(AVAILABLE RECORDS begins)

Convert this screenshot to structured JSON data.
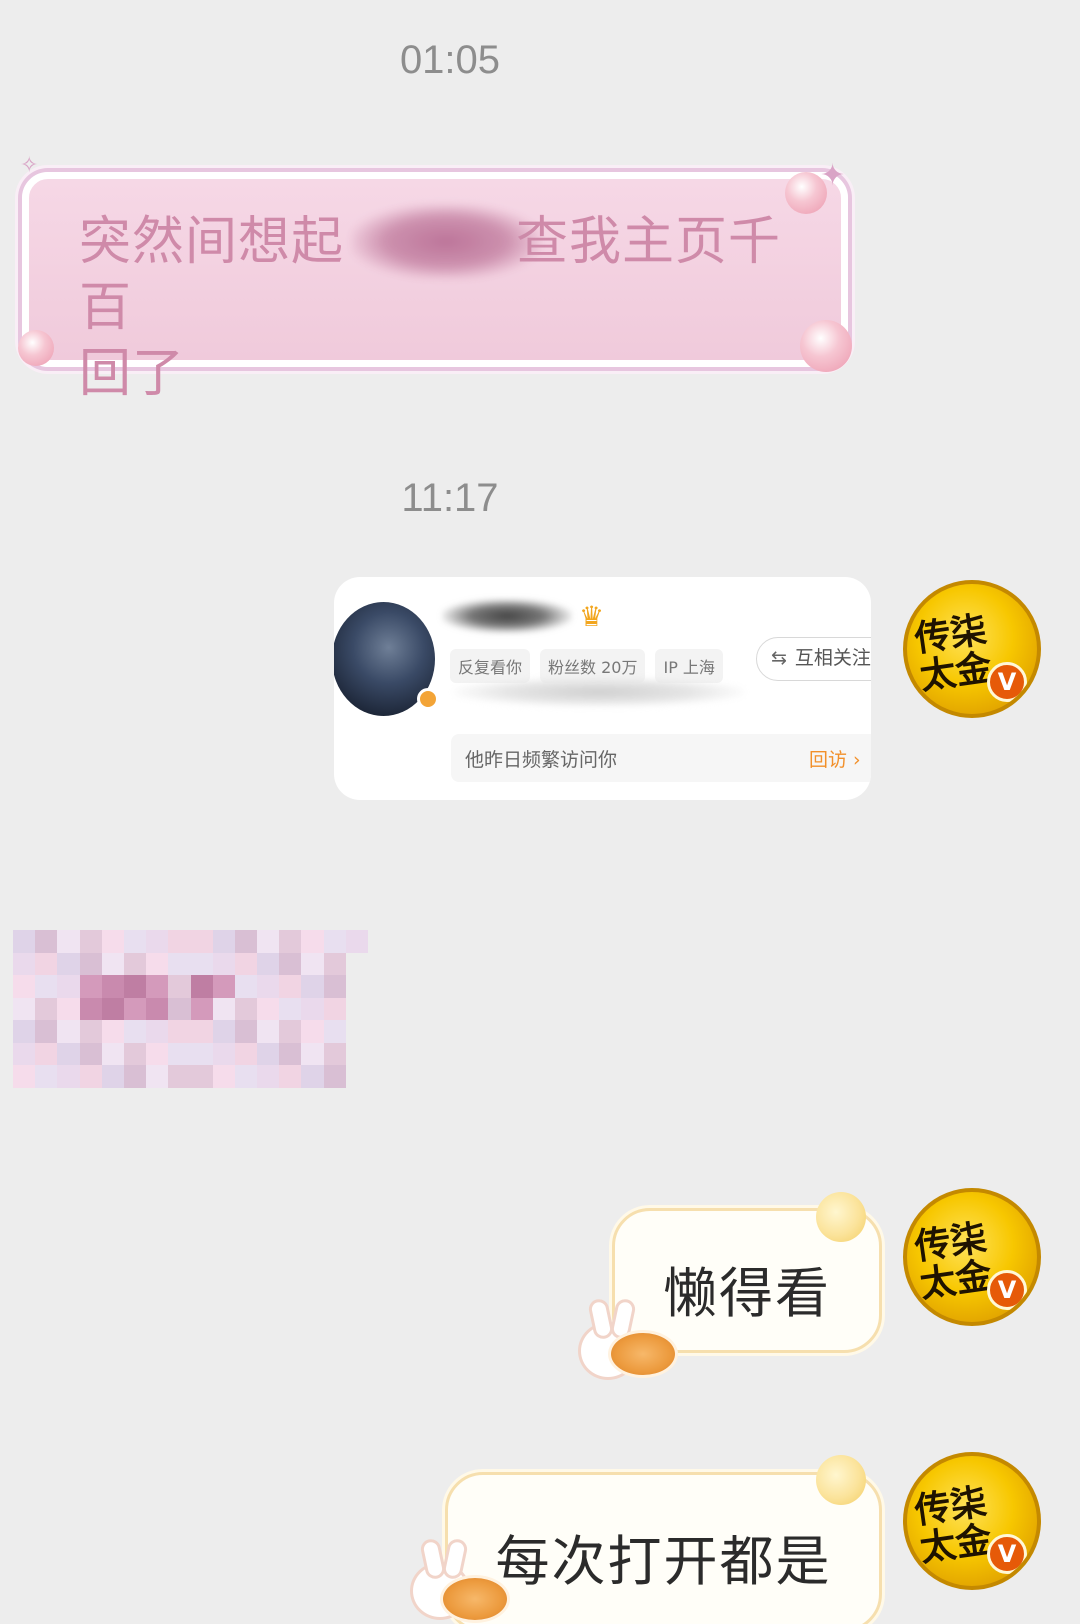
{
  "timestamps": [
    "01:05",
    "11:17"
  ],
  "messages": {
    "first": {
      "text_line1": "突然间想起",
      "text_line1_after": "查我主页千百",
      "text_line2": "回了"
    },
    "reply1": "懒得看",
    "reply2": "每次打开都是"
  },
  "profile_card": {
    "tags": [
      "反复看你",
      "粉丝数 20万",
      "IP 上海"
    ],
    "follow_button": "互相关注",
    "follow_icon": "⇆",
    "visit_text": "他昨日频繁访问你",
    "revisit_label": "回访 ›"
  },
  "avatar": {
    "verified_badge": "V",
    "icon": "calligraphy-avatar"
  },
  "colors": {
    "background": "#ededed",
    "pink_bubble": "#f0cadb",
    "pink_text": "#cf8aa9",
    "accent_orange": "#f2902a"
  }
}
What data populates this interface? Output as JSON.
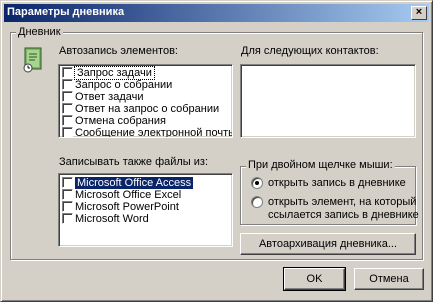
{
  "window": {
    "title": "Параметры дневника",
    "close_glyph": "×"
  },
  "journal_group": {
    "label": "Дневник"
  },
  "auto_record": {
    "label": "Автозапись элементов:",
    "items": [
      "Запрос задачи",
      "Запрос о собрании",
      "Ответ задачи",
      "Ответ на запрос о собрании",
      "Отмена собрания",
      "Сообщение электронной почты"
    ]
  },
  "contacts": {
    "label": "Для следующих контактов:"
  },
  "files": {
    "label": "Записывать также файлы из:",
    "items": [
      "Microsoft Office Access",
      "Microsoft Office Excel",
      "Microsoft PowerPoint",
      "Microsoft Word"
    ]
  },
  "double_click": {
    "label": "При двойном щелчке мыши:",
    "options": [
      "открыть запись в дневнике",
      "открыть элемент, на который",
      "ссылается запись в дневнике"
    ],
    "selected_index": 0
  },
  "buttons": {
    "archive": "Автоархивация дневника...",
    "ok": "OK",
    "cancel": "Отмена"
  },
  "colors": {
    "face": "#d4d0c8",
    "title_start": "#0a246a",
    "title_end": "#a6caf0",
    "selection": "#0a246a"
  },
  "icons": {
    "journal": "journal-book-icon",
    "close": "close-icon"
  }
}
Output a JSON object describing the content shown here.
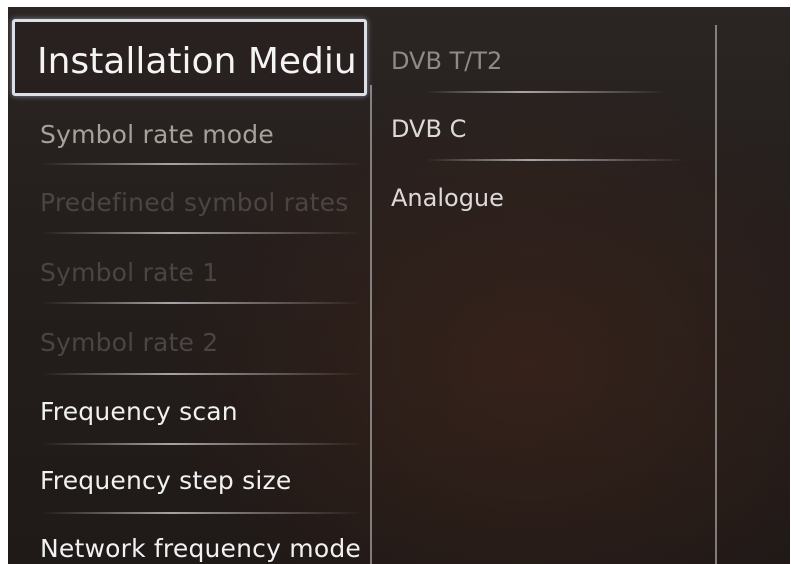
{
  "menu": {
    "selected": {
      "label": "Installation Mediu"
    },
    "items": [
      {
        "label": "Symbol rate mode"
      },
      {
        "label": "Predefined symbol rates"
      },
      {
        "label": "Symbol rate 1"
      },
      {
        "label": "Symbol rate 2"
      },
      {
        "label": "Frequency scan"
      },
      {
        "label": "Frequency step size"
      },
      {
        "label": "Network frequency mode"
      }
    ]
  },
  "options": {
    "items": [
      {
        "label": "DVB T/T2"
      },
      {
        "label": "DVB C"
      },
      {
        "label": "Analogue"
      }
    ]
  }
}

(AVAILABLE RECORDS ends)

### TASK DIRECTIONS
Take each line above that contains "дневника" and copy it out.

### SOLUTION
    "title": "Параметры дневника",
    "archive": "Автоархивация дневника...",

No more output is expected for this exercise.